4. Insufficient funds to close. You need to have enough in the money in the bank to cover your down payment (item #2) as well as your closing costs. These funds can be provided in the form of a gift, or they can come from other legitimate sources such as your own income / savings. If they money is donated from a family member, you’ll need to obtain a gift letter. The bottom line is that if you don’t have the funds needed to close the loan, you will be denied financing.

5. Property appraisal. HUD has specific guidelines for homes being purchased with an FHA loan. The appraisal could cause your FHA loan to be denied in two ways. First of all, if the appraiser determines that the home is worth less than you’ve agreed to pay (in the purchase agreement), it will raise a red flag. The seller may have to lower the price in this scenario. Secondly, if the appraiser finds discrepancies that cannot be fixed, the loan might fall through. For example, if the bedroom does not have door or window access to the outside (a fire-safety requirement), it could be a deal-breaker. Many appraisal discrepancies can be fixed in order to keep the loan on track. Others are uncorrectable.

6. Recent bankruptcy or foreclosure. Generally speaking, at least one year must have passed since the bankruptcy or foreclosure event. In some cases, the “waiting period” is even longer. A lot depends on the reasons behind the event. If you can prove that you were the victim of extenuating circumstances beyond your control, you might get approved for FHA financing in as little as one year. Otherwise, you might have to wait up to three years. This is another reason why borrowers get denied for FHA loans, especially with the hard financial times we’ve been through in recent years.

7. A combination of these factors. Any one of these factors is enough to cause an FHA loan denial.

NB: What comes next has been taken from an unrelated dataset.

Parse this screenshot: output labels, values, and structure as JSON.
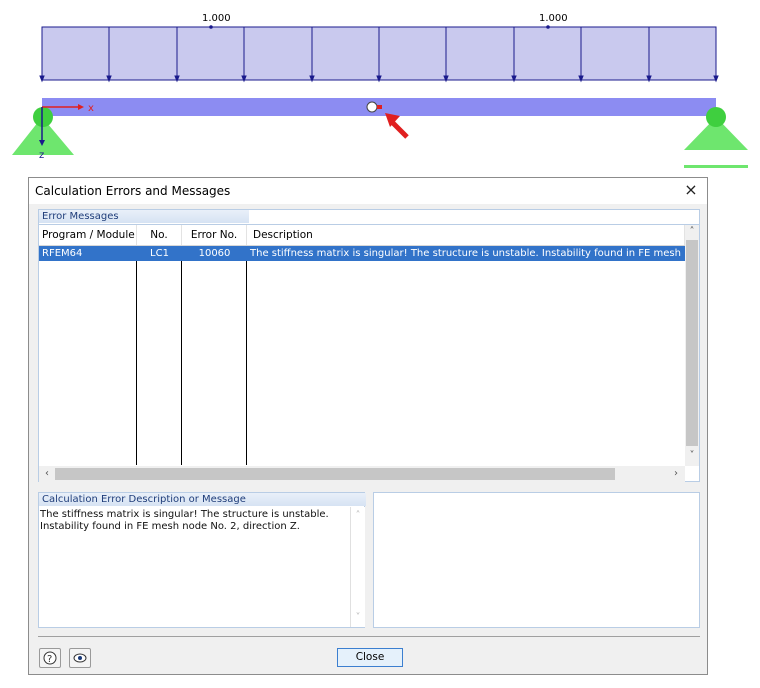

In other cases, it might be a combination of risk indicators and financial issues that leads to rejection.

These are some of the most common reasons why FHA borrowers get denied. But they are not the only reasons. There are other factors that can disrupt the lending process as well, including issues with the home itself. A key takeaway from this lesson is that HUD allows for compensating factors and exceptions to many of their rules. So don’t be discouraged by anything you’ve read above. The only way to find out for sure if you qualify for an FHA loan is to apply for one through a HUD-approved mortgage lender.